Shameless Thread Bragging On My Nephew.
My sister's son is an assistant professor at Syracuse of classic Spanish literature and is also a researcher of early Spanish playwrights. He wrote his doctoral dissertation on the works of the 17th century Spanish playwright and poet Félix Arturo Lope de Vega y Carpio.
Lope de Vega was a prolific playwright who is considered to be the Spanish Shakespeare. It is thought that he wrote over 1300 plays of which only 300 have survived.
Last year while doing further research in Barcelona at the Spanish National Library on the author and other playwrights and poets, my nephew discovered a comedic play previously thought to be lost, "Women and Servants", written by Lope de Vega circa 1613-1614.

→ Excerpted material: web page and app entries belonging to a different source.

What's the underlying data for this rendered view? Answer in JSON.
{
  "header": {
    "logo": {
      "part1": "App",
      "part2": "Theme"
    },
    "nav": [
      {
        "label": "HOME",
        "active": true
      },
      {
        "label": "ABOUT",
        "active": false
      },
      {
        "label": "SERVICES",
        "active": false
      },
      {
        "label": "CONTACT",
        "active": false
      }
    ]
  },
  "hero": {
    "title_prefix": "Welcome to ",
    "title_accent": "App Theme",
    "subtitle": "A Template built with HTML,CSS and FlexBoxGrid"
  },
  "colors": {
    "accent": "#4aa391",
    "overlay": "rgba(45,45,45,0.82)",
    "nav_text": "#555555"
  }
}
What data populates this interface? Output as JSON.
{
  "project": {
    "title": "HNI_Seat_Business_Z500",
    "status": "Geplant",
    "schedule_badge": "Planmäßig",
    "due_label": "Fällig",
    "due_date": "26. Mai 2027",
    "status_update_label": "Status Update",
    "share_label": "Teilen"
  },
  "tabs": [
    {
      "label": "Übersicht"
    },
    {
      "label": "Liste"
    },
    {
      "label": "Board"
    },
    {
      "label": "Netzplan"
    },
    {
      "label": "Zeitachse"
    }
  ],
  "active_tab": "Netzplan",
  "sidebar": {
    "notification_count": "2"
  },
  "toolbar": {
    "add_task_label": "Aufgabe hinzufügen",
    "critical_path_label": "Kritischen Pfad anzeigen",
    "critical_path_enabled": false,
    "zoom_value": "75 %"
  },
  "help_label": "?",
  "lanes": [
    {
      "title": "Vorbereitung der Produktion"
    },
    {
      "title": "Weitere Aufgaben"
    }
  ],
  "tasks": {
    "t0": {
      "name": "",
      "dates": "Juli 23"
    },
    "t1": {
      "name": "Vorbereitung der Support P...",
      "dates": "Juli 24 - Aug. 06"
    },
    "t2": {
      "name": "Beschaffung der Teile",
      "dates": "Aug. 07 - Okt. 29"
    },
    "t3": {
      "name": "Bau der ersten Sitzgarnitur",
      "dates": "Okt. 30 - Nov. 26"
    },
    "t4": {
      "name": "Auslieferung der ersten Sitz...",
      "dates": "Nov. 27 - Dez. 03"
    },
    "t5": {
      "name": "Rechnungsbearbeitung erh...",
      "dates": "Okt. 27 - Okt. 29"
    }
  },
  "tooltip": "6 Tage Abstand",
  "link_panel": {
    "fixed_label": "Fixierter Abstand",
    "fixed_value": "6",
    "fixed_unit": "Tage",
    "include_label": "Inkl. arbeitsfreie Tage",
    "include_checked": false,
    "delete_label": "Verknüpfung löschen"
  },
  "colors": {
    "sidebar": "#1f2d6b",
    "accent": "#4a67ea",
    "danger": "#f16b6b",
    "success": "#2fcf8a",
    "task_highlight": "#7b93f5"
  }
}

These two couples, whose love for each other remains secret, find their relationships put to a test with the appearance of two new suitors: Count Próspero himself, who chases after Luciana, and the rich Don Pedro, who courts Violante with the approval of her father.
This initial scene leads to a game of hide-and-seek and confused identities in which Luciana must intervene to stay close to her lover. These entanglements give way to several very comical scenes, and the house in which they occur becomes a place where all actors are at the mercy of the tricks played by the two women and their lovers.
Today, for the first time in over three centuries the play "Women and Servants" was performed before a live audience.
It can take one on a wild intellectual ride. Kudos to your nephew for following his dream and doing something very,very cool in the process!
And an even bigger one back home is Spain.
But it made the department head at Syracuse look like a genius for hiring him.
The depth and scope of Alejandro's knowledge of this subject is staggering.
After a lecture given by my nephew, the play was performed in Barcelona at the National Library.
His parents were in attendance, they are rightfully happy for their son.
Afterwards my nephew will drive to Syracuse to prepare for the new school year, and my bil needs to get back to Valencia where he teaches philosophy at the university.
The difference is (as my nephew likes to remind his father) is that my nephew actually has to teach and does research on his own time, and his father leaves teaching to graduate assistants and post-docs while he does research for his next book.
Alejandro had a cup of coffee at Cambridge (yes, *that* Cambridge) but they didn't offer him a teaching position.
Guess who called soon after his discovery last January?
It's not that big a thing to him, his dad taught there for a bit as a post-doc, but actually got a better deal to teach back home in Valencia.
Which to me, is almost as big a thing as anything he has accomplished academically.
Well...to be 100% truthful, he does carry a dual citizenship with Spain and the U.S., so there is a little bit of a fudge factor in his favor over the rules of baseball.